_WORK REQUEST_.
Could you repeat every line below exactly, skipping the images?

_GIVEN DATA_.
>>
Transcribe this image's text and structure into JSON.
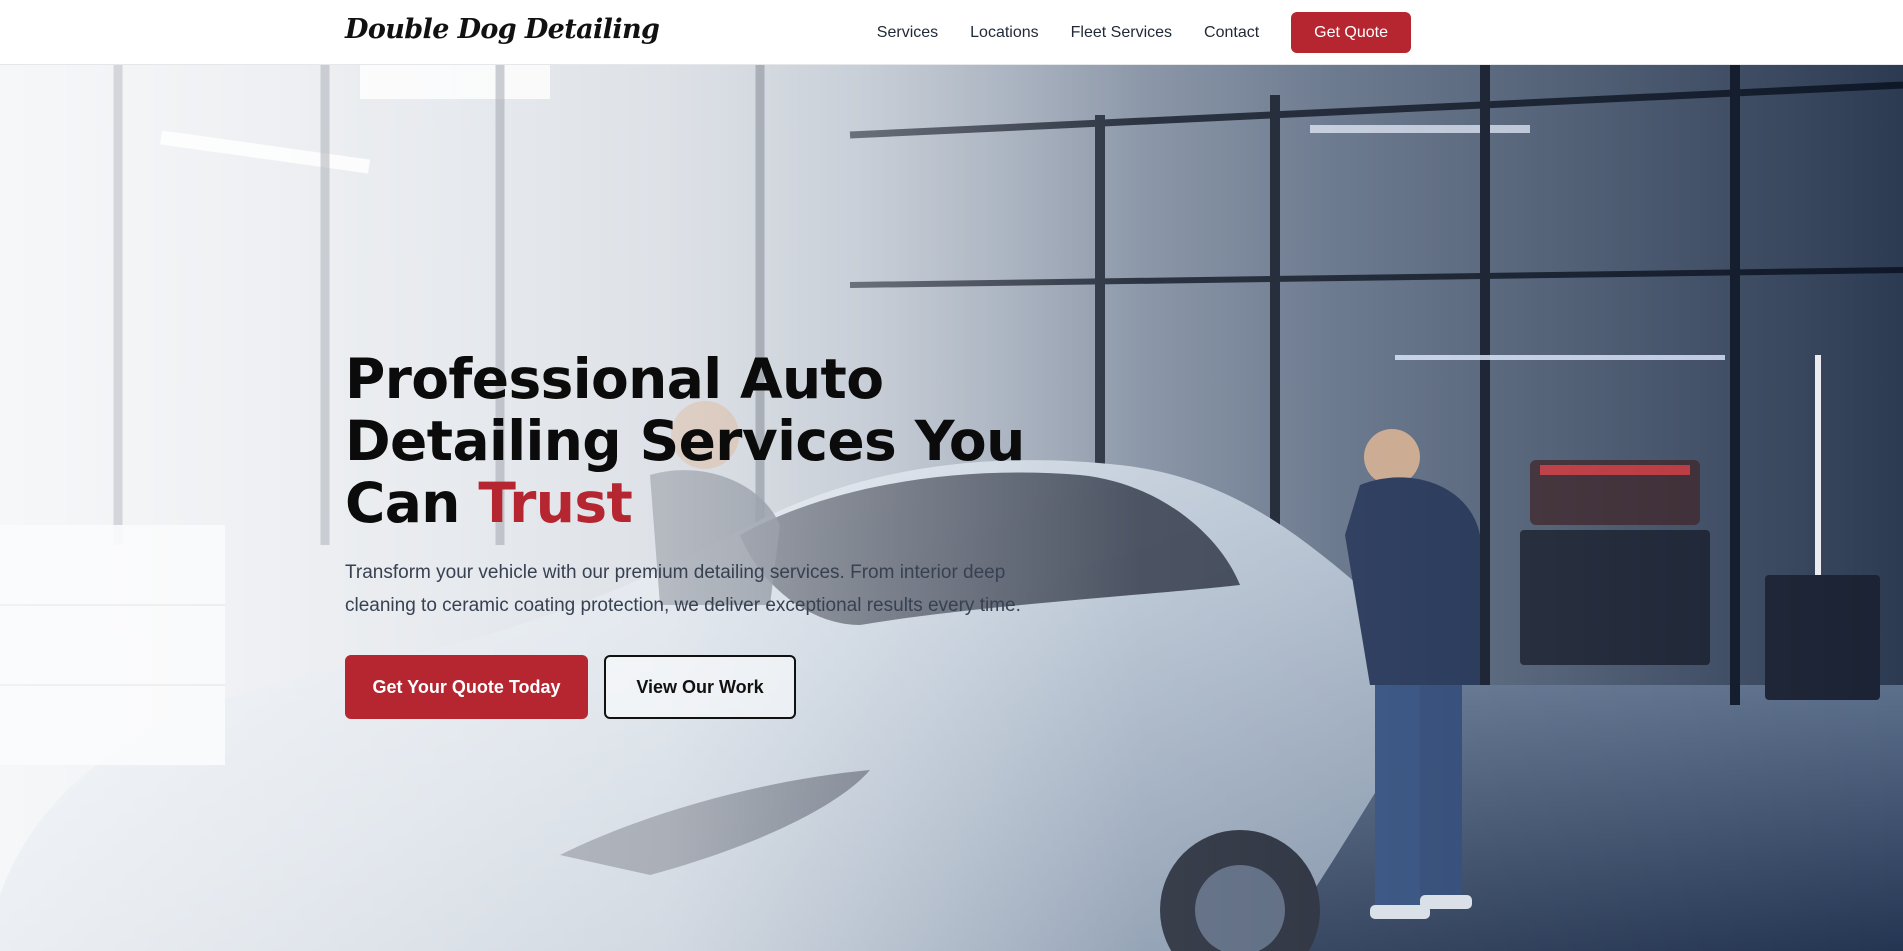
{
  "brand": {
    "name": "Double Dog Detailing"
  },
  "nav": {
    "links": [
      {
        "label": "Services"
      },
      {
        "label": "Locations"
      },
      {
        "label": "Fleet Services"
      },
      {
        "label": "Contact"
      }
    ],
    "cta_label": "Get Quote"
  },
  "hero": {
    "title_line1": "Professional Auto",
    "title_line2": "Detailing Services You",
    "title_line3_prefix": "Can ",
    "title_accent": "Trust",
    "subtitle": "Transform your vehicle with our premium detailing services. From interior deep cleaning to ceramic coating protection, we deliver exceptional results every time.",
    "primary_button": "Get Your Quote Today",
    "secondary_button": "View Our Work",
    "background": "photo-of-detailers-polishing-sports-car-in-garage"
  },
  "colors": {
    "accent": "#b52630",
    "text": "#0b0b0b",
    "nav_bg": "#ffffff"
  }
}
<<
_ANSWER TO THIS EXERCISE_.
Transcribe this image's text and structure into JSON.
{
  "brand": {
    "name": "Double Dog Detailing"
  },
  "nav": {
    "links": [
      {
        "label": "Services"
      },
      {
        "label": "Locations"
      },
      {
        "label": "Fleet Services"
      },
      {
        "label": "Contact"
      }
    ],
    "cta_label": "Get Quote"
  },
  "hero": {
    "title_line1": "Professional Auto",
    "title_line2": "Detailing Services You",
    "title_line3_prefix": "Can ",
    "title_accent": "Trust",
    "subtitle": "Transform your vehicle with our premium detailing services. From interior deep cleaning to ceramic coating protection, we deliver exceptional results every time.",
    "primary_button": "Get Your Quote Today",
    "secondary_button": "View Our Work",
    "background": "photo-of-detailers-polishing-sports-car-in-garage"
  },
  "colors": {
    "accent": "#b52630",
    "text": "#0b0b0b",
    "nav_bg": "#ffffff"
  }
}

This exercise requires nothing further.